■ **The problem**
Records appear below. Give all of them again, exactly.

■ **Records for processing**
══════════════════════════════

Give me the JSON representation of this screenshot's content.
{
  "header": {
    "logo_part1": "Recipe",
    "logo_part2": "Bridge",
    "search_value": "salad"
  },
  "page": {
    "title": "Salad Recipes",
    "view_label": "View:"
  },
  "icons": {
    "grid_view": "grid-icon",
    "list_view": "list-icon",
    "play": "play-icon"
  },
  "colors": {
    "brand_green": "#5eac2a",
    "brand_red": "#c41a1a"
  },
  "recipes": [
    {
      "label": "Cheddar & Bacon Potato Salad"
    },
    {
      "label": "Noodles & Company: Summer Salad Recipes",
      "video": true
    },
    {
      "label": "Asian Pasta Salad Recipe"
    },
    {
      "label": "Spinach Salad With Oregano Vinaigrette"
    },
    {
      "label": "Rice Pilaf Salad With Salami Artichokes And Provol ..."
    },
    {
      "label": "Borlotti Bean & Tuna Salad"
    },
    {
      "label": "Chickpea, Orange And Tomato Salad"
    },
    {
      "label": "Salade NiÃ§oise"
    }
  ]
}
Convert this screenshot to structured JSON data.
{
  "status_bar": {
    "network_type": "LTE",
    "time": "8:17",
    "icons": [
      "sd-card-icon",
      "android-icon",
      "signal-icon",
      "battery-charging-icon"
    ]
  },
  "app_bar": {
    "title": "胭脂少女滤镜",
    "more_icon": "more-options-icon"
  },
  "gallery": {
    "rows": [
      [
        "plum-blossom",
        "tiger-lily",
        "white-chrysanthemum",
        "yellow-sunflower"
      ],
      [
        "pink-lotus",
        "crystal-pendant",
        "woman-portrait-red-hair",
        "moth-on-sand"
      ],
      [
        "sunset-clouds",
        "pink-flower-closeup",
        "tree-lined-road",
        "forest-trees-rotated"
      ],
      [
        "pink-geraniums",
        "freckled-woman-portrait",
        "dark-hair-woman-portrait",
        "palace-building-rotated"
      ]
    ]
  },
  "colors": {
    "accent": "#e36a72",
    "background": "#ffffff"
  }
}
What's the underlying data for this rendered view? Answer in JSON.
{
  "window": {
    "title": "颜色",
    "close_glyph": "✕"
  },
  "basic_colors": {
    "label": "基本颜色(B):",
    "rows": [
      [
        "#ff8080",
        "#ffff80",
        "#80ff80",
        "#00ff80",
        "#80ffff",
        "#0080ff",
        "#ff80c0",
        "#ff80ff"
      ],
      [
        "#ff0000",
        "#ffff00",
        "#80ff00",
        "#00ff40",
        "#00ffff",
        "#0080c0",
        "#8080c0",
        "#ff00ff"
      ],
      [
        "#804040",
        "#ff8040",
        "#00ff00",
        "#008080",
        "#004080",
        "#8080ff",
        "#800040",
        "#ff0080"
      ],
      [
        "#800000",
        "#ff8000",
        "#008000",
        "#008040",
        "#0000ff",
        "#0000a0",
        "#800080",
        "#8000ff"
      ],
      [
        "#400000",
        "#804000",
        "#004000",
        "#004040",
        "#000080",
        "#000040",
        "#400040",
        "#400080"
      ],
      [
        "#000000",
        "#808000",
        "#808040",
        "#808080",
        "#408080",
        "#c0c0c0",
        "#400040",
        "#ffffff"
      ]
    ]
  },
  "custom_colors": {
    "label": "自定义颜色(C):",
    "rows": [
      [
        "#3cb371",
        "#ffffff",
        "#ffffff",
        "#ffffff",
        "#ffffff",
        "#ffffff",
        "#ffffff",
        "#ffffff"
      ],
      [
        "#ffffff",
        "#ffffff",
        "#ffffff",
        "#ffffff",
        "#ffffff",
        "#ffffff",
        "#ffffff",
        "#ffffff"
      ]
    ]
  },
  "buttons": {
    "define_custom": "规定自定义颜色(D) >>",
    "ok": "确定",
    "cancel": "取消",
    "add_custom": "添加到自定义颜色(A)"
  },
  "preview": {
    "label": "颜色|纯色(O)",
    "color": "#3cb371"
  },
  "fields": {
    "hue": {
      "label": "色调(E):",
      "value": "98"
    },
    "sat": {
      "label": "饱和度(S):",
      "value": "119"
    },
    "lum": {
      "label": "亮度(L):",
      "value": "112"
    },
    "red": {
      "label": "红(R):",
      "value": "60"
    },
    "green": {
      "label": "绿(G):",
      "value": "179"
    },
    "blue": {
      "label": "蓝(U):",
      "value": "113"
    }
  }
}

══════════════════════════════

■ **Result of the exercise**
Give me the JSON representation of this screenshot's content.
{
  "header": {
    "logo_part1": "Recipe",
    "logo_part2": "Bridge",
    "search_value": "salad"
  },
  "page": {
    "title": "Salad Recipes",
    "view_label": "View:"
  },
  "icons": {
    "grid_view": "grid-icon",
    "list_view": "list-icon",
    "play": "play-icon"
  },
  "colors": {
    "brand_green": "#5eac2a",
    "brand_red": "#c41a1a"
  },
  "recipes": [
    {
      "label": "Cheddar & Bacon Potato Salad"
    },
    {
      "label": "Noodles & Company: Summer Salad Recipes",
      "video": true
    },
    {
      "label": "Asian Pasta Salad Recipe"
    },
    {
      "label": "Spinach Salad With Oregano Vinaigrette"
    },
    {
      "label": "Rice Pilaf Salad With Salami Artichokes And Provol ..."
    },
    {
      "label": "Borlotti Bean & Tuna Salad"
    },
    {
      "label": "Chickpea, Orange And Tomato Salad"
    },
    {
      "label": "Salade NiÃ§oise"
    }
  ]
}
Convert this screenshot to structured JSON data.
{
  "status_bar": {
    "network_type": "LTE",
    "time": "8:17",
    "icons": [
      "sd-card-icon",
      "android-icon",
      "signal-icon",
      "battery-charging-icon"
    ]
  },
  "app_bar": {
    "title": "胭脂少女滤镜",
    "more_icon": "more-options-icon"
  },
  "gallery": {
    "rows": [
      [
        "plum-blossom",
        "tiger-lily",
        "white-chrysanthemum",
        "yellow-sunflower"
      ],
      [
        "pink-lotus",
        "crystal-pendant",
        "woman-portrait-red-hair",
        "moth-on-sand"
      ],
      [
        "sunset-clouds",
        "pink-flower-closeup",
        "tree-lined-road",
        "forest-trees-rotated"
      ],
      [
        "pink-geraniums",
        "freckled-woman-portrait",
        "dark-hair-woman-portrait",
        "palace-building-rotated"
      ]
    ]
  },
  "colors": {
    "accent": "#e36a72",
    "background": "#ffffff"
  }
}
What's the underlying data for this rendered view? Answer in JSON.
{
  "window": {
    "title": "颜色",
    "close_glyph": "✕"
  },
  "basic_colors": {
    "label": "基本颜色(B):",
    "rows": [
      [
        "#ff8080",
        "#ffff80",
        "#80ff80",
        "#00ff80",
        "#80ffff",
        "#0080ff",
        "#ff80c0",
        "#ff80ff"
      ],
      [
        "#ff0000",
        "#ffff00",
        "#80ff00",
        "#00ff40",
        "#00ffff",
        "#0080c0",
        "#8080c0",
        "#ff00ff"
      ],
      [
        "#804040",
        "#ff8040",
        "#00ff00",
        "#008080",
        "#004080",
        "#8080ff",
        "#800040",
        "#ff0080"
      ],
      [
        "#800000",
        "#ff8000",
        "#008000",
        "#008040",
        "#0000ff",
        "#0000a0",
        "#800080",
        "#8000ff"
      ],
      [
        "#400000",
        "#804000",
        "#004000",
        "#004040",
        "#000080",
        "#000040",
        "#400040",
        "#400080"
      ],
      [
        "#000000",
        "#808000",
        "#808040",
        "#808080",
        "#408080",
        "#c0c0c0",
        "#400040",
        "#ffffff"
      ]
    ]
  },
  "custom_colors": {
    "label": "自定义颜色(C):",
    "rows": [
      [
        "#3cb371",
        "#ffffff",
        "#ffffff",
        "#ffffff",
        "#ffffff",
        "#ffffff",
        "#ffffff",
        "#ffffff"
      ],
      [
        "#ffffff",
        "#ffffff",
        "#ffffff",
        "#ffffff",
        "#ffffff",
        "#ffffff",
        "#ffffff",
        "#ffffff"
      ]
    ]
  },
  "buttons": {
    "define_custom": "规定自定义颜色(D) >>",
    "ok": "确定",
    "cancel": "取消",
    "add_custom": "添加到自定义颜色(A)"
  },
  "preview": {
    "label": "颜色|纯色(O)",
    "color": "#3cb371"
  },
  "fields": {
    "hue": {
      "label": "色调(E):",
      "value": "98"
    },
    "sat": {
      "label": "饱和度(S):",
      "value": "119"
    },
    "lum": {
      "label": "亮度(L):",
      "value": "112"
    },
    "red": {
      "label": "红(R):",
      "value": "60"
    },
    "green": {
      "label": "绿(G):",
      "value": "179"
    },
    "blue": {
      "label": "蓝(U):",
      "value": "113"
    }
  }
}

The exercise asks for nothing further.